Switch version tested
Review code provided
A wise man once said: “Don’t judge a book by its cover”. At the time we all just ignored this guy, thinking he was probably disappointed by the quality of the razzle mag he’d just picked up from his local newsagents. Fast forward a few decades to 2019, and we can finally see what he meant – because Away: Journey to the Unexpected fits right into that timeless adage.
OK, let me be honest from the start. I’d done zero research into Away prior to accepting the review code. I’d simply taken one look at the games cover on the Nintendo Store and fallen in love with the artwork. I mean, look at it – it’s like a cross between One Piece and Hilda by way of a rainbow explosion – who wouldn’t be charmed by such a mixture? But alas, I’m not here to review the cover art, or this game would have already walked away with a perfect 10.
Away: Journey to the Unexpected is the story of a questionable looking boy with no name, who lives in a beautiful little valley with his grandparents. His perfect existence is thrown into chaos when some city folk show up and start digging into the mines beneath the quaint locale and unearth all manner of nasty little mutant monsters, which you must kill without mercy in hope that you’ll be able to save all of your friends from impending doom.
Along the way, the boy can befriend local NPC’s and recruit them into his campaign, allowing you to chop and change between characters to spice things up a bit. This opens you up to some fun interactions with the townsfolk who are all a little bonkers but offer different attack styles to assist in matters that your weapon of choice – a stick – just can’t deal with. How lucky is that?
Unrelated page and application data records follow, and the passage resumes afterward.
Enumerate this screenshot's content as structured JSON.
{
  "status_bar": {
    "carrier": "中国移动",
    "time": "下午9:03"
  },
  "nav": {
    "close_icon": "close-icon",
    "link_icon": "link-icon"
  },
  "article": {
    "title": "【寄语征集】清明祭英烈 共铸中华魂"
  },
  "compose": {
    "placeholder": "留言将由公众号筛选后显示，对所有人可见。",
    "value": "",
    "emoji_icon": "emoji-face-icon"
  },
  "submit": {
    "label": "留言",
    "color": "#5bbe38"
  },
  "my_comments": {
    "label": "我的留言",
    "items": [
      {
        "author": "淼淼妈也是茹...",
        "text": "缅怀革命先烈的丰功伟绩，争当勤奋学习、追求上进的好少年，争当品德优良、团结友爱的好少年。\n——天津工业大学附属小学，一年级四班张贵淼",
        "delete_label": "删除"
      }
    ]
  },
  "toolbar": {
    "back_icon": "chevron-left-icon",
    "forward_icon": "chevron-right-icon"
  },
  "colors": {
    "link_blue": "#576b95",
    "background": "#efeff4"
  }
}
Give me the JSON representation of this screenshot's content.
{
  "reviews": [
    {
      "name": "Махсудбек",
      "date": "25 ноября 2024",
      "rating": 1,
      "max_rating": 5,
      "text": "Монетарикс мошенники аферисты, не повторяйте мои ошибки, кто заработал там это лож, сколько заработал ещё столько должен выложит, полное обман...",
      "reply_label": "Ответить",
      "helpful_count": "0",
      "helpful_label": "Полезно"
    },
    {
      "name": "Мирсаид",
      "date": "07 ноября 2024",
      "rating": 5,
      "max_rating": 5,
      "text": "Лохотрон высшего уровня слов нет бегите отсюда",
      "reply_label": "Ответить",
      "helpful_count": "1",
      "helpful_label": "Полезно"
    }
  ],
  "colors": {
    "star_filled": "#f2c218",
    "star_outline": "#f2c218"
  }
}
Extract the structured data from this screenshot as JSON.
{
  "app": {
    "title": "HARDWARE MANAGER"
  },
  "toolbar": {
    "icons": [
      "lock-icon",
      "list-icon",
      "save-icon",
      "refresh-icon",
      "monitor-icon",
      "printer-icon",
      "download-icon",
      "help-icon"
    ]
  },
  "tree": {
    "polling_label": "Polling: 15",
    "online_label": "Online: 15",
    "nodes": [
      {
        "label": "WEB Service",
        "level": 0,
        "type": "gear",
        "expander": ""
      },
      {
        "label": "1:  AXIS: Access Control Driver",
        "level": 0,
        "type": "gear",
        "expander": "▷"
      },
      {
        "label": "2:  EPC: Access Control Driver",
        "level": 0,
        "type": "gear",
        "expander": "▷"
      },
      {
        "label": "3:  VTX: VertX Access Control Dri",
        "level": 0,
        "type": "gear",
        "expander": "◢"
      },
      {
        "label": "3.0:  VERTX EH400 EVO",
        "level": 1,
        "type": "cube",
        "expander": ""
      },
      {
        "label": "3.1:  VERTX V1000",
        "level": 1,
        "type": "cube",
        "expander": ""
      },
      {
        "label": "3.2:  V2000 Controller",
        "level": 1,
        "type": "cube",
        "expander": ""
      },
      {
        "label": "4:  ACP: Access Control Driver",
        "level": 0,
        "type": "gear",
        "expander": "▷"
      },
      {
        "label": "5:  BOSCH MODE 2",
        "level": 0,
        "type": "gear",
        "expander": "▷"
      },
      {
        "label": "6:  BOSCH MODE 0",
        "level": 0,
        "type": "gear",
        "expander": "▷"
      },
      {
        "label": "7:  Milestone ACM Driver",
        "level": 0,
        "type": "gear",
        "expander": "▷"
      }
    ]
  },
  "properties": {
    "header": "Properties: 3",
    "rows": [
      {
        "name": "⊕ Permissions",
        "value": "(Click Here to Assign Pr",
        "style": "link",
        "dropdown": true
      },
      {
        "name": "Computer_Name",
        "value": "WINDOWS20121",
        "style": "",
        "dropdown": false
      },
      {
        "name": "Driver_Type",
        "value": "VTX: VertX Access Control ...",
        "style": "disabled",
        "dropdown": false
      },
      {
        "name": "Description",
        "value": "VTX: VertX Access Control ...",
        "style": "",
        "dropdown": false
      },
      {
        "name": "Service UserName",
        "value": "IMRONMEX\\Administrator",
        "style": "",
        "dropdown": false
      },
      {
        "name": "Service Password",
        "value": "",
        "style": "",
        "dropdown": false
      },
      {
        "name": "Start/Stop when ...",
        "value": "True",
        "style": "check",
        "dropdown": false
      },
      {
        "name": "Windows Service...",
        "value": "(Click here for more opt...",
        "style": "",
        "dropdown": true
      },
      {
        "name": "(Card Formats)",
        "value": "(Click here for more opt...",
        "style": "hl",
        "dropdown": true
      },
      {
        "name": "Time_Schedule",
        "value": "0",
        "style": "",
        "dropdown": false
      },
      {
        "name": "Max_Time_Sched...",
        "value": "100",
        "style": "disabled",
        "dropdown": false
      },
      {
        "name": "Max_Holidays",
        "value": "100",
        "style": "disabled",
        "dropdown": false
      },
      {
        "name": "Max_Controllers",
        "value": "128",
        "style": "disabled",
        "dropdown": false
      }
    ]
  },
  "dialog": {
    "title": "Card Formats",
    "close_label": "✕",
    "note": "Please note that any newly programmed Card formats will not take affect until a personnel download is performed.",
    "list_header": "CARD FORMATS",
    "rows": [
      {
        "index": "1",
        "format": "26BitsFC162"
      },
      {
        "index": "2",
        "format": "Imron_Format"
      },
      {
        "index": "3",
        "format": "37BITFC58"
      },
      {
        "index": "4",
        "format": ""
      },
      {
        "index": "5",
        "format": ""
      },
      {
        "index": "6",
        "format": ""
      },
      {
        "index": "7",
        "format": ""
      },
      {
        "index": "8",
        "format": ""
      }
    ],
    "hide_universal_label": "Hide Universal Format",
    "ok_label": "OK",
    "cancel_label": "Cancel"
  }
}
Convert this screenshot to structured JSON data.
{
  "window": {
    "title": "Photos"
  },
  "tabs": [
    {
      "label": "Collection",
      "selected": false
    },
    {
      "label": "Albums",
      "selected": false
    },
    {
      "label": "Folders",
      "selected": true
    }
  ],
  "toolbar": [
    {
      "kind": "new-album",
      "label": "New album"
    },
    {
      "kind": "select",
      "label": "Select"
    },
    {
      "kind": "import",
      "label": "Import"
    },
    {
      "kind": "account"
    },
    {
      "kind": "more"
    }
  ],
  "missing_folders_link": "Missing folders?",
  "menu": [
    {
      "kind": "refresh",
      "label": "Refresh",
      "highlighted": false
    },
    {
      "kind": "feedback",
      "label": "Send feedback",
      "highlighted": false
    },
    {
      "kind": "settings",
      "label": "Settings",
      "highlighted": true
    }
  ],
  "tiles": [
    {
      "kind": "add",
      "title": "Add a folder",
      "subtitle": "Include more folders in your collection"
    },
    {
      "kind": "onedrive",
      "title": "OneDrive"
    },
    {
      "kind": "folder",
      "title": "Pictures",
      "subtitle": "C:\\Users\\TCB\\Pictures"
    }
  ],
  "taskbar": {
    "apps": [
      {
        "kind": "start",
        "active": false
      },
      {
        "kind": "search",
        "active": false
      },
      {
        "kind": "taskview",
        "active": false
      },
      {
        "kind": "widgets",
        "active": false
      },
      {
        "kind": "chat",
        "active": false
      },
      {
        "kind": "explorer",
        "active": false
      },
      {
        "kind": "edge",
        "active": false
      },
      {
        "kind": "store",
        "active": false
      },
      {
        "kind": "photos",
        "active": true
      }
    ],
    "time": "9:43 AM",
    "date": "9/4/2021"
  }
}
Now all of this comes very early in the game. You haven’t even had a chance to stop dancing to the awesome J-Pop soundtrack playing over the home screen before you realise you’re on an adventure and you’re already picking up local weirdos to follow you into battle. That’s the pace Away moves at. It is not a long game, and it doesn’t want you to dawdle at any point.
Much like the artwork mentioned previously, the game design is so much fun to look at. There are tons of colours, fun character designs, and monsters are all suitably bizarre, but this isn’t enough of a distraction from the horrible mechanics that make controlling Away: Journey to the Unexpected a real chore to play. There’s also isn’t any real save points, so as soon as you die – which is easy to do because you practically have to make contact with the bad guys before you can hit them with your stick – you are ported right back to the very beginning of the game. Fortunately, the game remembers quite a bit of stuff from before, so you don’t have to have the same conversations again and again, or perform the same actions to build up your party. It’s just a bit of a ballache to have to start over, leaving you feeling like you’ve covered no ground. At least the game isn’t as big as say Zelda, or I’d have probably given up on Away after about 20 minutes.
Sadly the only thing we’re left thinking after a few hours of playing Away: Journey to the Unexpected is “Oh what could have been”, and when there’s so much competition out there on the eShop, that’s really not the kind of lasting impression you want your game to have.
There’s so much to love in Away: Journey to the Unexpected that it’s seriously disappointing when it falls so short of the mark. Giving the game such a low mark feels OTT, but sadly the gameplay just lets it down at such a high level. Away should have been great, but instead, we just wish it would go away.
TBG Score: 4.5/10
Platform: Nintendo Switch, PlayStation 4, Xbox One, Steam
Release Date: 07/02/2019
No. of Players: 1
Category: Adventure, RPG, Action, FPS
Download link: eShop